To make their plan a reality, Smith and von Ramm aimed to increase the sensitivity of their device. Rather than keep the sensors in a row like previous ultrasound probes, they arranged hundreds of sensors in a checkerboard pattern to better analyze more complex ultrasound reflections. They also created their own computer systems to quickly read the feedback and show the image.

“I had thought of doing 3D when we had developed 2D ultrasound in the ’70s, but we didn’t have the technology that would allow for that,” says von Ramm. “We were only able to make our first 3D image by 1987, and even then, it wasn’t very good. But the images we made improved each year.”

The team applied for patents in 1986 and 1987, and shortly after they were joined by John Oxaal, a biomedical engineer who had graduated from Duke in 1976 and had previously worked with von Ramm on 2D ultrasound. Together, they formed Volumetrics Medical Imaging in 1992 to develop the first real-time 3D commercial system.

Renting space in downtown Durham, the team formed a collaboration between Volumetrics and Duke’s Department of Biomedical Engineering, relying on funding from the National Science Foundation as they built their initial prototype. By 2000, the company had sold nearly 20 3D scanners, which were used for obstetrics and cardiovascular imaging. Since then the basis of their technology has been widely used in clinics in nearly every developed country around the world.

In the intervening years, von Ramm has continuously looked for ways to improve the technology, especially for cardiology.

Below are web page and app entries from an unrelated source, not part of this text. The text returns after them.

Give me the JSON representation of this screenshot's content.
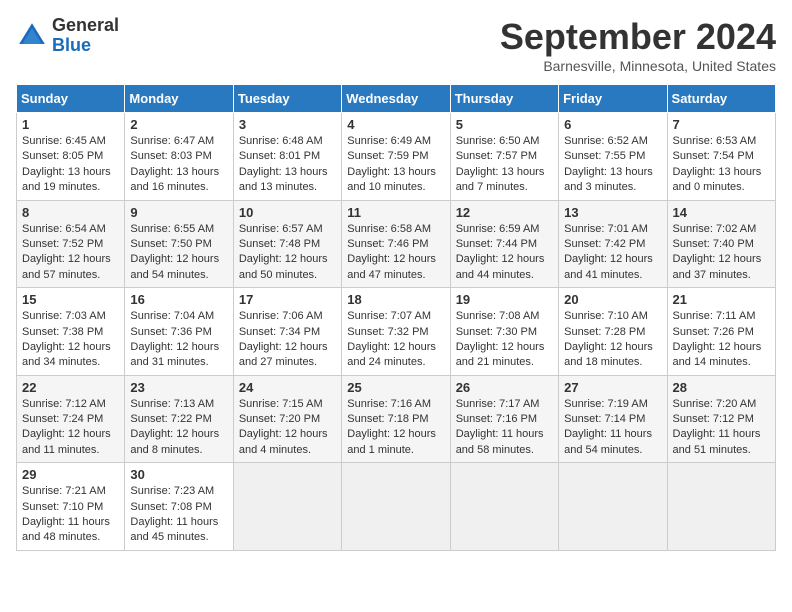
{
  "header": {
    "logo_general": "General",
    "logo_blue": "Blue",
    "month_title": "September 2024",
    "location": "Barnesville, Minnesota, United States"
  },
  "weekdays": [
    "Sunday",
    "Monday",
    "Tuesday",
    "Wednesday",
    "Thursday",
    "Friday",
    "Saturday"
  ],
  "weeks": [
    [
      {
        "day": "1",
        "sunrise": "6:45 AM",
        "sunset": "8:05 PM",
        "daylight": "13 hours and 19 minutes."
      },
      {
        "day": "2",
        "sunrise": "6:47 AM",
        "sunset": "8:03 PM",
        "daylight": "13 hours and 16 minutes."
      },
      {
        "day": "3",
        "sunrise": "6:48 AM",
        "sunset": "8:01 PM",
        "daylight": "13 hours and 13 minutes."
      },
      {
        "day": "4",
        "sunrise": "6:49 AM",
        "sunset": "7:59 PM",
        "daylight": "13 hours and 10 minutes."
      },
      {
        "day": "5",
        "sunrise": "6:50 AM",
        "sunset": "7:57 PM",
        "daylight": "13 hours and 7 minutes."
      },
      {
        "day": "6",
        "sunrise": "6:52 AM",
        "sunset": "7:55 PM",
        "daylight": "13 hours and 3 minutes."
      },
      {
        "day": "7",
        "sunrise": "6:53 AM",
        "sunset": "7:54 PM",
        "daylight": "13 hours and 0 minutes."
      }
    ],
    [
      {
        "day": "8",
        "sunrise": "6:54 AM",
        "sunset": "7:52 PM",
        "daylight": "12 hours and 57 minutes."
      },
      {
        "day": "9",
        "sunrise": "6:55 AM",
        "sunset": "7:50 PM",
        "daylight": "12 hours and 54 minutes."
      },
      {
        "day": "10",
        "sunrise": "6:57 AM",
        "sunset": "7:48 PM",
        "daylight": "12 hours and 50 minutes."
      },
      {
        "day": "11",
        "sunrise": "6:58 AM",
        "sunset": "7:46 PM",
        "daylight": "12 hours and 47 minutes."
      },
      {
        "day": "12",
        "sunrise": "6:59 AM",
        "sunset": "7:44 PM",
        "daylight": "12 hours and 44 minutes."
      },
      {
        "day": "13",
        "sunrise": "7:01 AM",
        "sunset": "7:42 PM",
        "daylight": "12 hours and 41 minutes."
      },
      {
        "day": "14",
        "sunrise": "7:02 AM",
        "sunset": "7:40 PM",
        "daylight": "12 hours and 37 minutes."
      }
    ],
    [
      {
        "day": "15",
        "sunrise": "7:03 AM",
        "sunset": "7:38 PM",
        "daylight": "12 hours and 34 minutes."
      },
      {
        "day": "16",
        "sunrise": "7:04 AM",
        "sunset": "7:36 PM",
        "daylight": "12 hours and 31 minutes."
      },
      {
        "day": "17",
        "sunrise": "7:06 AM",
        "sunset": "7:34 PM",
        "daylight": "12 hours and 27 minutes."
      },
      {
        "day": "18",
        "sunrise": "7:07 AM",
        "sunset": "7:32 PM",
        "daylight": "12 hours and 24 minutes."
      },
      {
        "day": "19",
        "sunrise": "7:08 AM",
        "sunset": "7:30 PM",
        "daylight": "12 hours and 21 minutes."
      },
      {
        "day": "20",
        "sunrise": "7:10 AM",
        "sunset": "7:28 PM",
        "daylight": "12 hours and 18 minutes."
      },
      {
        "day": "21",
        "sunrise": "7:11 AM",
        "sunset": "7:26 PM",
        "daylight": "12 hours and 14 minutes."
      }
    ],
    [
      {
        "day": "22",
        "sunrise": "7:12 AM",
        "sunset": "7:24 PM",
        "daylight": "12 hours and 11 minutes."
      },
      {
        "day": "23",
        "sunrise": "7:13 AM",
        "sunset": "7:22 PM",
        "daylight": "12 hours and 8 minutes."
      },
      {
        "day": "24",
        "sunrise": "7:15 AM",
        "sunset": "7:20 PM",
        "daylight": "12 hours and 4 minutes."
      },
      {
        "day": "25",
        "sunrise": "7:16 AM",
        "sunset": "7:18 PM",
        "daylight": "12 hours and 1 minute."
      },
      {
        "day": "26",
        "sunrise": "7:17 AM",
        "sunset": "7:16 PM",
        "daylight": "11 hours and 58 minutes."
      },
      {
        "day": "27",
        "sunrise": "7:19 AM",
        "sunset": "7:14 PM",
        "daylight": "11 hours and 54 minutes."
      },
      {
        "day": "28",
        "sunrise": "7:20 AM",
        "sunset": "7:12 PM",
        "daylight": "11 hours and 51 minutes."
      }
    ],
    [
      {
        "day": "29",
        "sunrise": "7:21 AM",
        "sunset": "7:10 PM",
        "daylight": "11 hours and 48 minutes."
      },
      {
        "day": "30",
        "sunrise": "7:23 AM",
        "sunset": "7:08 PM",
        "daylight": "11 hours and 45 minutes."
      },
      null,
      null,
      null,
      null,
      null
    ]
  ]
}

Today, he’s contributing to research relating to high-speed ultrasound imaging, which shows upwards of 1,000 frames a second. With this improved view, he says, physicians and researchers could visualize the depolarization of the heart, potentially limiting the need for invasive procedures that examine heart muscle.

“We’d be able to examine areas that aren’t contracting well and potentially learn why they aren’t contracting well, or we could examine regions that are contracting prematurely and reducing the efficiency of the heart,” says von Ramm. “Right now, there are only very difficult ways to map the electrical excitation of the heart. You’d have to do it invasively with a catheter, and it can take four hours. If this works out, we’d be able to do it easily and non-invasively.”

Smith has also continued to advance ultrasound probes, designing esophageal probes that can clearly examine a patient’s heart by circumventing the lungs and fatty tissue. One of his long-term goals is to use ultrasound imaging to visualize the brain through the skull, potentially giving physicians an easier way to diagnose issues like a stroke and immediately start treatment.

“We’re always looking for good, non-invasive ways to monitor the body, and ultrasound imaging has played a vital role,” says Smith. “The goal of our work has always been to change the practice of medicine for the better.”


John Oxaal: The Entrepreneurial Alumnus 

After graduating from biomedical engineering at Duke with his bachelor of science in engineering degree in 1976, Oxaal enrolled at the University of Chicago, earning his business degree before returning to Duke to help start Volumetrics Medical Imaging with von Ramm and Smith. Oxaal continued to work at the company until 1999, after which he moved to the west coast to work as a venture capitalist at Sevin Rosen funds. While there, his entrepreneurial work focused on a variety of scientific topics, including imaging and photonics. 

His experience as both an entrepreneur at Volumetrics and as a venture capitalist led BME Chair Ashutosh Chilkoti to invite Oxaal back to Duke to serve as the first entrepreneur-in-residence in the department for the 2015–2016 school year, providing support and guidance to new entrepreneurs in the BME department. Through this role, Oxaal helped Charles Gersbach found Element Genomics in 2015, eventually becoming CEO of the company.

After years of experience in the entrepreneurial world, Oxaal was pleased to return to his alma mater and help a new generation of entrepreneurs. “The BME department at Duke has always been full of leaders in the field, and it’s given them a very clear idea of where the unmet needs are,” says Oxaal. “Engineers are an entrepreneurial bunch, and they’re solving real-world problems in ways that can have enormous benefits.”